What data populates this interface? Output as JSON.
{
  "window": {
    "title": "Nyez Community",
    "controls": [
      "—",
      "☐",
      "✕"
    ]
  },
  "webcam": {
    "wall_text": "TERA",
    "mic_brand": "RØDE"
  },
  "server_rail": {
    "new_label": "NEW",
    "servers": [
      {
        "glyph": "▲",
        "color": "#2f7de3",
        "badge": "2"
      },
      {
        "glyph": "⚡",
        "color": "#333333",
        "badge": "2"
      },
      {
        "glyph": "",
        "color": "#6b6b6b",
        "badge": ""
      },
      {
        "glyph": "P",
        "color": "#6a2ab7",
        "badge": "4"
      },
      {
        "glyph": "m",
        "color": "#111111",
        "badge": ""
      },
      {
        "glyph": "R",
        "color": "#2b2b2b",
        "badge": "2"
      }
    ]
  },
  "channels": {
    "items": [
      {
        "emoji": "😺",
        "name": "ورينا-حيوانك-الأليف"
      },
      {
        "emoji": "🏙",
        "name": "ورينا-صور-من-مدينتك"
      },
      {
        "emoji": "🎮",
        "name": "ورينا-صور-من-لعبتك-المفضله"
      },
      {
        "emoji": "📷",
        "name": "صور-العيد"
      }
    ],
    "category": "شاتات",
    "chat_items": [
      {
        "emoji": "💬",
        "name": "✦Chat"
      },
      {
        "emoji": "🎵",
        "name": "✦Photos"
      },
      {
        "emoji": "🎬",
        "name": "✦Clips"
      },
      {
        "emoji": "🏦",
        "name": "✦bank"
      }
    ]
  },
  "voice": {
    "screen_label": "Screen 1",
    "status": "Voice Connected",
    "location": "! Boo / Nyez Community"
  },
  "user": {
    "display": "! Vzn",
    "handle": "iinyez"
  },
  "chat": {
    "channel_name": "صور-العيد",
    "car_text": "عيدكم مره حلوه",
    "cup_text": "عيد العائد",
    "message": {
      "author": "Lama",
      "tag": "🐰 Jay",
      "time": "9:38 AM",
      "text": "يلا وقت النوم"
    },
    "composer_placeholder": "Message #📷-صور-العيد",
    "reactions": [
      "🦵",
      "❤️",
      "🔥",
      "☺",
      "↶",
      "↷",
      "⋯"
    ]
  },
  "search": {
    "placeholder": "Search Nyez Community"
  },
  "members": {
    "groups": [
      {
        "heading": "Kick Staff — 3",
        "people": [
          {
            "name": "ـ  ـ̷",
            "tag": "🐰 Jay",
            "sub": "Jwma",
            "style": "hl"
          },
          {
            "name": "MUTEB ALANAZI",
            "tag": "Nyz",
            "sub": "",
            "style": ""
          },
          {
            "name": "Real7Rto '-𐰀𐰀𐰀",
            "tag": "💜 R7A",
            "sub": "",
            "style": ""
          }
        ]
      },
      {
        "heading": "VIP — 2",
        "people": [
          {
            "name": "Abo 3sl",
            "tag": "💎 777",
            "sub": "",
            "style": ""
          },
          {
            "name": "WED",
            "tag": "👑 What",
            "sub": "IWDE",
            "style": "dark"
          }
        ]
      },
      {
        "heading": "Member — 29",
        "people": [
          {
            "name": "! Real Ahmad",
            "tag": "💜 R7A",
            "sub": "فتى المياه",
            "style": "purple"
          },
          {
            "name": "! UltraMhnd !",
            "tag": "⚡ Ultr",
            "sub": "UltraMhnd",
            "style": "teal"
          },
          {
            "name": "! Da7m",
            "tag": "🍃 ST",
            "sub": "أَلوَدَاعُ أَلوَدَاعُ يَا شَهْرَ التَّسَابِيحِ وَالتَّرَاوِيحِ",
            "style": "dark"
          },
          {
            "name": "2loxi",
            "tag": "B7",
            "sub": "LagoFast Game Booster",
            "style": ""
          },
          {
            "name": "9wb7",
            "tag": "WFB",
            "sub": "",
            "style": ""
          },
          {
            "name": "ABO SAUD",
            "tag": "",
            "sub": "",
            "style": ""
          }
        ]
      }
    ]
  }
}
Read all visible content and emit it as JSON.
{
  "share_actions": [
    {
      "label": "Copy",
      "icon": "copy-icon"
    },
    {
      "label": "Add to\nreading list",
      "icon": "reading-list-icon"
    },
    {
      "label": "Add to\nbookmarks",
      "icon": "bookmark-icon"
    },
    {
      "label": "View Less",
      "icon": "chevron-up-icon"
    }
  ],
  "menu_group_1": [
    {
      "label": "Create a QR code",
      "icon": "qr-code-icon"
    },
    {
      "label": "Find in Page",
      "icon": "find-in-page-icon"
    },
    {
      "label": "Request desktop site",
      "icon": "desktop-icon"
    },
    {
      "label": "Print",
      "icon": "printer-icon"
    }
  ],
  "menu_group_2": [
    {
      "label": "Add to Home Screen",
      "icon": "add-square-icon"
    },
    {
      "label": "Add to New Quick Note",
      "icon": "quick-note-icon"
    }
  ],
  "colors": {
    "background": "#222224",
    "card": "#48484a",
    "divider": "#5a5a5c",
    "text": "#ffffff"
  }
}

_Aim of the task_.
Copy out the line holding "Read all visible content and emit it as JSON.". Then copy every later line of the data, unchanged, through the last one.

_Solved exercise_.
Read all visible content and emit it as JSON.
{
  "share_actions": [
    {
      "label": "Copy",
      "icon": "copy-icon"
    },
    {
      "label": "Add to\nreading list",
      "icon": "reading-list-icon"
    },
    {
      "label": "Add to\nbookmarks",
      "icon": "bookmark-icon"
    },
    {
      "label": "View Less",
      "icon": "chevron-up-icon"
    }
  ],
  "menu_group_1": [
    {
      "label": "Create a QR code",
      "icon": "qr-code-icon"
    },
    {
      "label": "Find in Page",
      "icon": "find-in-page-icon"
    },
    {
      "label": "Request desktop site",
      "icon": "desktop-icon"
    },
    {
      "label": "Print",
      "icon": "printer-icon"
    }
  ],
  "menu_group_2": [
    {
      "label": "Add to Home Screen",
      "icon": "add-square-icon"
    },
    {
      "label": "Add to New Quick Note",
      "icon": "quick-note-icon"
    }
  ],
  "colors": {
    "background": "#222224",
    "card": "#48484a",
    "divider": "#5a5a5c",
    "text": "#ffffff"
  }
}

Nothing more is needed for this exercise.